The long-standing inverse relationship between education and mortality strengthened substantially late in the twentieth century. In 2000, college-educated 25-year olds could expect to live seven years longer than their peers with less schooling. In Explaining the Rise in Educational Gradients in Mortality (NBER Working Paper No. 15678), co-authors David Cutler, Fabian Lange, Ellen Meara, Seth Richard, and Christopher Ruhm investigate the extent to which behavioral risk factors, such as smoking and obesity, may explain how and why education-related disparities in mortality rates changed between the early 1970s and the end of the twentieth century.

The authors report several important facts about recent mortality trends. First, even after one controls for smoking and body weight, the college-educated have lower expected mortality rates than their less educated peers. This differential increased from 12 percent to 25 percent for men and from 9 percent to 20 percent for women between 1971 and 2000. Second, current smoking is associated with a much larger increase in mortality rates than other risk factors, and the adverse effects of smoking on mortality may have actually increased over time. Severe obesity raises mortality risk, too.

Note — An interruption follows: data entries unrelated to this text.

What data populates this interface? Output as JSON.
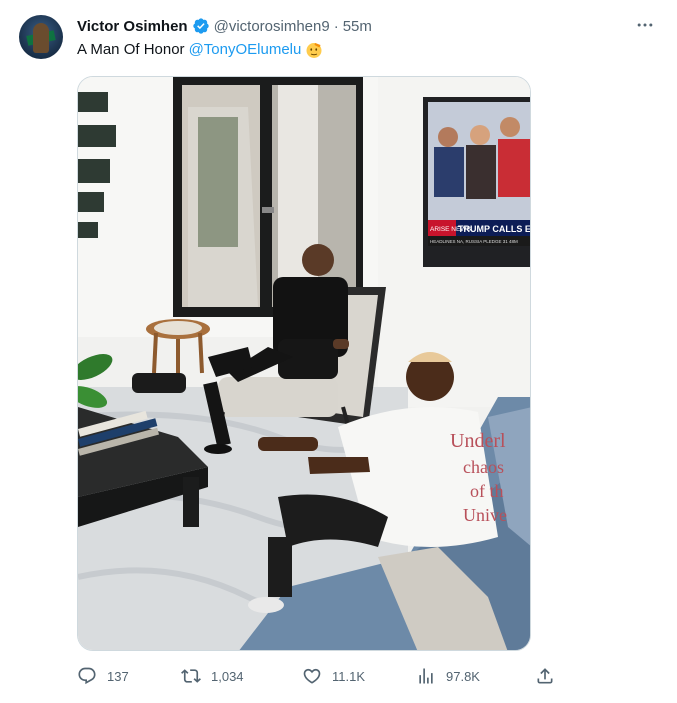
{
  "author": {
    "name": "Victor Osimhen",
    "handle": "@victorosimhen9",
    "separator": "·",
    "time": "55m"
  },
  "tweet": {
    "text": "A Man Of Honor",
    "mention": "@TonyOElumelu",
    "emoji": "saluting-face"
  },
  "media": {
    "tv": {
      "channel": "ARISE NEWS",
      "headline": "TRUMP CALLS E",
      "ticker": "HEADLINES NA, RUSSIA PLEDGE 31 48M"
    },
    "shirt_text": [
      "Underl",
      "chaos",
      "of th",
      "Unive"
    ]
  },
  "actions": {
    "replies": "137",
    "reposts": "1,034",
    "likes": "11.1K",
    "views": "97.8K"
  },
  "colors": {
    "link": "#1d9bf0",
    "muted": "#536471",
    "verified": "#1d9bf0"
  }
}
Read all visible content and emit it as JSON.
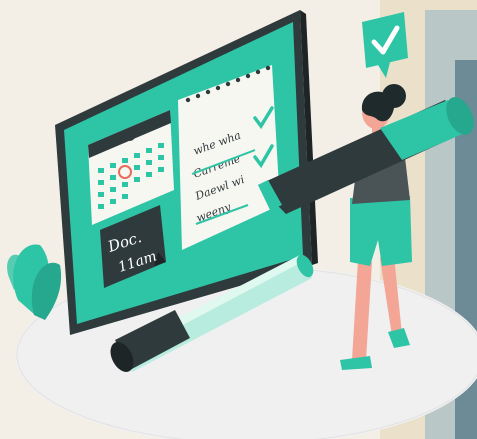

Third, although higher levels of mortality among the less educated are due in part to higher rates of smoking and obesity, the trends in smoking and obesity explain little if any of the relative increase in mortality for the less educated over the last three decades. The mortality gap between males with and without a college degree rose 21 percentage points during that time, while the authors estimate that differential changes in smoking and obesity would have led to a 4 or 5 point decrease. For women, patterns of smoking and obesity only can explain approximately 3 points out of the 42 percentage point increase.

Finally, the authors examine deaths from cardiovascular diseases (CVD) and cancer, the two most important sources of mortality in the United States. Both sources of mortality are influenced by behavioral risks such as smoking and obesity. The authors find that changes in cancer mortality play a key role in explaining the trends in the educational gradients in total mortality, but they find little evidence that changing risk profiles explain the widening in the education mortality gradient. Instead, changing returns to education and to various behavioral risk factors have favored the more educated. Thus, it is the return to education, conditional on health behaviors, that is important. The mortality returns to risk factors and, conditional on risk factors, the return to education, have grown over time for reasons that are not yet understood.

There are several possible explanations for these findings. One is that the highly educated have better access to medical care and better adherence rates to prescribed regimes. Another is that environmental and geographically-based risks may have declined more over time for the highly educated. But these results do not imply that improvements in the health-related lifestyles of the less educated would yield no benefits - they suggest that reducing smoking, obesity, hypertension, and elevated cholesterol should have resulted in reduced mortality. However, the results suggest that even the complete elimination of disparities in behavioral risks across education groups would be unlikely to do away with education-differentials in mortality.

-- Claire Brunel